Each line of the records below that includes "biste" adds one to the count; state the final count by itself.

Items from an interface collection:
Segment Open

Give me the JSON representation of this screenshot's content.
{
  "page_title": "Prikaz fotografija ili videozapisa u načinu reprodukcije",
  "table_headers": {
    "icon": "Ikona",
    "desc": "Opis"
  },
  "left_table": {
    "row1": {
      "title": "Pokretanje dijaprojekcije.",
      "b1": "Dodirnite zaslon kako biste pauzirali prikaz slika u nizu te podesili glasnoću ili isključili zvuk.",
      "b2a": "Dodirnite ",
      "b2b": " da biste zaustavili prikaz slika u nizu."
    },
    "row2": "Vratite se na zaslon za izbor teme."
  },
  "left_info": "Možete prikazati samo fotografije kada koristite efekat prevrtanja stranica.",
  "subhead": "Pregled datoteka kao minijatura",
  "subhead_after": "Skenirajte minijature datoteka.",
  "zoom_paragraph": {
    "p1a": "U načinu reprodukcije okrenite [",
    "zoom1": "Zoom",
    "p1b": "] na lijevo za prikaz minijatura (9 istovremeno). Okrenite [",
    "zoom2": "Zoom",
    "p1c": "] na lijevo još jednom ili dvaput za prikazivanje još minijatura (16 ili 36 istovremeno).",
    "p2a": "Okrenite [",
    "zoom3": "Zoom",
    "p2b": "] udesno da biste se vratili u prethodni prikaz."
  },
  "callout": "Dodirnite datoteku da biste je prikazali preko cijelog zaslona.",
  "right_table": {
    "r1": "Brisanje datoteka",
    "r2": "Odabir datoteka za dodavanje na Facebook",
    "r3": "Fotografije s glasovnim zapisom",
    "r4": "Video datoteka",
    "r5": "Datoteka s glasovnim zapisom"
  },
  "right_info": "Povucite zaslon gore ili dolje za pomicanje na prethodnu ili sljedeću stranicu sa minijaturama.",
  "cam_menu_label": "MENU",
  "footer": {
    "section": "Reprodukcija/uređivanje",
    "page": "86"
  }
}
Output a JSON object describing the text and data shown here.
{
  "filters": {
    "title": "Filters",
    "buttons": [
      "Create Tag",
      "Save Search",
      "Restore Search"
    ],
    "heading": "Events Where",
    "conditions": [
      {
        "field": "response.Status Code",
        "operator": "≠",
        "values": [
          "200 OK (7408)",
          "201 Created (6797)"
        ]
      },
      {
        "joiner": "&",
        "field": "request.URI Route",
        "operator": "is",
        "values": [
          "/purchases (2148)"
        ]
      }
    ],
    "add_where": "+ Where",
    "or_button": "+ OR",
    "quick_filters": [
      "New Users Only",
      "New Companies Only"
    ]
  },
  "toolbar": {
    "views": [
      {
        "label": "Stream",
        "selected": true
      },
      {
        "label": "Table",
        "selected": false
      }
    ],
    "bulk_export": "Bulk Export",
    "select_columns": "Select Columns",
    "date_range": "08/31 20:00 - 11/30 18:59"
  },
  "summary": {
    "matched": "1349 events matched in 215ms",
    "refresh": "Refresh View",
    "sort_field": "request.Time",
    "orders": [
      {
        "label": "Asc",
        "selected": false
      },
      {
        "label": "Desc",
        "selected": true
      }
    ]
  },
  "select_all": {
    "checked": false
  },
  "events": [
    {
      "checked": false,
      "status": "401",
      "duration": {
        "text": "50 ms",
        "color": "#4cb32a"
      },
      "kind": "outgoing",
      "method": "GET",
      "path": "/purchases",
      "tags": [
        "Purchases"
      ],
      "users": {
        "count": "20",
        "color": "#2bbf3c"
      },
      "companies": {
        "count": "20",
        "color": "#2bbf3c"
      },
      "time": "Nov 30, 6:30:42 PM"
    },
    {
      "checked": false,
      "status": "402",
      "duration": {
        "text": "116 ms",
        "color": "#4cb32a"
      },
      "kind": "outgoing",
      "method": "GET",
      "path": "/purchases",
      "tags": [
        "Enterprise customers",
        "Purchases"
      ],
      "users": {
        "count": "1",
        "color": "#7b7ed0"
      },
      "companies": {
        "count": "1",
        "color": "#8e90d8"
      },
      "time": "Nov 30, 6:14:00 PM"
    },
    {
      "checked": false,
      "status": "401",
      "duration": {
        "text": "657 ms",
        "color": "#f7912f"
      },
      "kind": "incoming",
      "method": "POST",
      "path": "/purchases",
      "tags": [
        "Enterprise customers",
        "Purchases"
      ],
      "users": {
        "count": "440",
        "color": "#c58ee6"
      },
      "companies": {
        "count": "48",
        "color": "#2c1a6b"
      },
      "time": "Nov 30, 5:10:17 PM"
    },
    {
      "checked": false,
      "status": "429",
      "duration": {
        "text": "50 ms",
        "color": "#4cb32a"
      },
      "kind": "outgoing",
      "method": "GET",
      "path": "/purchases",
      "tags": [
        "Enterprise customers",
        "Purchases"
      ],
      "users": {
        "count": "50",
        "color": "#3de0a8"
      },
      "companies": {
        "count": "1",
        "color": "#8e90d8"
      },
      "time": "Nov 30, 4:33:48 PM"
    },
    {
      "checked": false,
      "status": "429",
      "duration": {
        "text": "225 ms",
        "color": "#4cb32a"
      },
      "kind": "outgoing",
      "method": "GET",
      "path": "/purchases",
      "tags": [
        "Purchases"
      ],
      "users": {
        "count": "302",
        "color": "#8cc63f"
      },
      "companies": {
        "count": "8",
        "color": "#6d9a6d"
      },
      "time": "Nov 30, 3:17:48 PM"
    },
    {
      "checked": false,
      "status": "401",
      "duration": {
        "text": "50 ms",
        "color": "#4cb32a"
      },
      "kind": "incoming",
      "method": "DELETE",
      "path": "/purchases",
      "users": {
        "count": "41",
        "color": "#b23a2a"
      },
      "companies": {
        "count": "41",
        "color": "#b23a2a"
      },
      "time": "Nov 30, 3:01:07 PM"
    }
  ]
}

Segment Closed

### Reply to the exercise
4